    Since I am not trying to dissemble, I equated the description under the heading of Current uses to mean the same as modern form. Since the article is written that way, a reasonable person would come to the same conclusion as I have.

  19. Anderson says:

    Does anyone understand how Fersboo’s latest comment explains anything? Please help.

    People who don’t read the words actually on the page have a strange antipathy to those who do.

    In any event, back to Fersie’s 1st comment, “discomfort is not torture.” And waterboarding, or “the water cure” if you like, are “discomfort” he says. So they’re not torture. News to me, to the civilized world, to everyone ever waterboarded, and to the authors of the Wiki article which F. cited in the 1st place.

    Waterboarding capitalizes on the body’s reflex against asphyxiation to produce terror in the victim. It’s T-O-R-T-U-R-E.

    You want to defend torture, defend it already. But don’t define it out of existence.

  20. Fersboo says:

    Anderson:

    Stop being the asshat.

    1.I stated that commies define discomfort and hardship as torture.

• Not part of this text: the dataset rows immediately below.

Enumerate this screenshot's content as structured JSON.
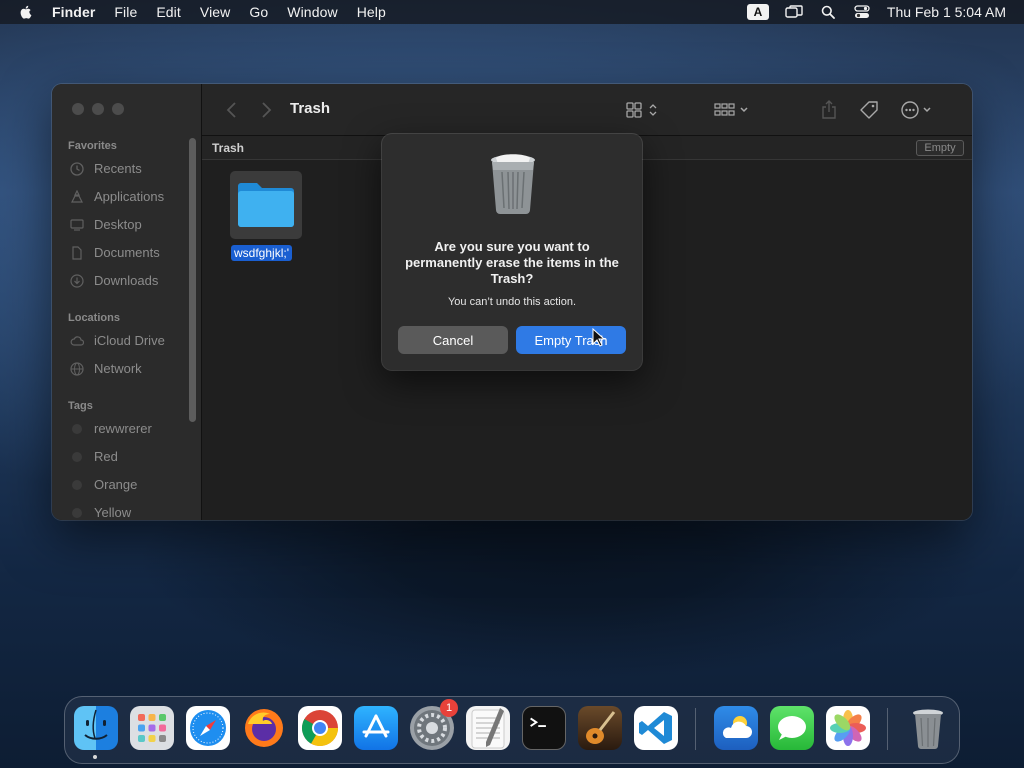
{
  "menubar": {
    "apple_icon": "apple-logo-icon",
    "app_name": "Finder",
    "menus": [
      "File",
      "Edit",
      "View",
      "Go",
      "Window",
      "Help"
    ],
    "input_source": "A",
    "clock": "Thu Feb 1  5:04 AM"
  },
  "window": {
    "title": "Trash",
    "sidebar": {
      "favorites_header": "Favorites",
      "favorites": [
        "Recents",
        "Applications",
        "Desktop",
        "Documents",
        "Downloads"
      ],
      "locations_header": "Locations",
      "locations": [
        "iCloud Drive",
        "Network"
      ],
      "tags_header": "Tags",
      "tags": [
        "rewwrerer",
        "Red",
        "Orange",
        "Yellow"
      ]
    },
    "pathbar": {
      "title": "Trash",
      "empty_label": "Empty"
    },
    "files": [
      {
        "name": "wsdfghjkl;'"
      }
    ]
  },
  "dialog": {
    "title": "Are you sure you want to permanently erase the items in the Trash?",
    "message": "You can’t undo this action.",
    "cancel_label": "Cancel",
    "confirm_label": "Empty Trash"
  },
  "dock": {
    "apps": [
      "Finder",
      "Launchpad",
      "Safari",
      "Firefox",
      "Chrome",
      "App Store",
      "System Settings",
      "TextEdit",
      "Terminal",
      "GarageBand",
      "Visual Studio Code",
      "Weather",
      "Messages",
      "Photos",
      "Trash"
    ],
    "settings_badge": "1"
  },
  "colors": {
    "accent": "#2f7ae5",
    "selection": "#1a5fd1",
    "badge": "#e8413a"
  }
}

    2.You asked me, is ‘waterboarding’ considered discomfort or hardship.

    3.I replied that the modern form of ‘waterboarding’, as defined by the Wikipedia, was discomfort.

    4.You purposely refer to non-modern forms in an effort to ‘support’ your agruement.

    So, now that we seem to be on the same page, let us debate the following question:

    Does the form of ‘waterboarding’ also known as ‘the water cure’ constitute “torture”, or does it constitute “hardship” or “discomfort”?

  21. Herb says:

    It is beyond me to understand why there are so many “defenders of Killers” here that say little or nothing about the torture, humilliation, starvation, beheading and suffering brought on our troops, civilians and others that fall into the hands of Muslum extremists and Terrorisrts. I don’t see any of you crying out to our government, the UN or to any other country about the methods used by these extremists on others. I didn’t see or hear anyone condeming or complaining to Iraq, (Saddam) about how he treated his detractors and I never read anything from any of you about the gassing and killing the 5000 Kerds in Iraq.

    Why is that folks? Why do you condem our (US) troops, our Gevernment and anyone else that disagrees with your hard stand on torture while defending those who have definitely shown their open will to commit the very acts you say you are against.

    It seems to me that the “defenders” need to stand back and take a hard look at themselves and figure out just whose side they are on.

  22. Anderson says:

    Because, Herb, some of us have higher moral standards than “do unto the other guy as he does unto you.” Many of us, though not all, are called “Christians.”

    I would be happy to see Osama’s head on the end of a stick, but not to see him tortured first.

  23. Herb says:

    Anderson:

    How can you be the Worlds foremost authority on Terrorisn, Torture, Politics, Christainity, and any thing else you talk about and be so damned twisted.

    By your statement, It’s Ok to behead someone provided you don’t tortute them first. Is that right?

    Wow, that is twisted.

  24. Sulayman says:

    It strikes me as insane how people on this forum mangle and mash the truth. ICallMasICM, do the evils you cite justify the US acting in an evil manner as well? If a Saudi flies an airliner into the WTC, does it justify the US dropping chemical weapons on homes in Fallujah, Iraq?

    You’ll find extremists on both sides here. Both sides blame the other for killing children and such. Both Bush and Al Qaeda blame the other for killing different wedding parties, as a recent example.

    In the meantime, torture is wrong. It gets no information out of prisoners, except wrong information such as Al-Libi’s. In the meantime, it makes ALL the pro-America Muslims (and there are millions upon millions all around us) angry and back away from helping us. Sad really.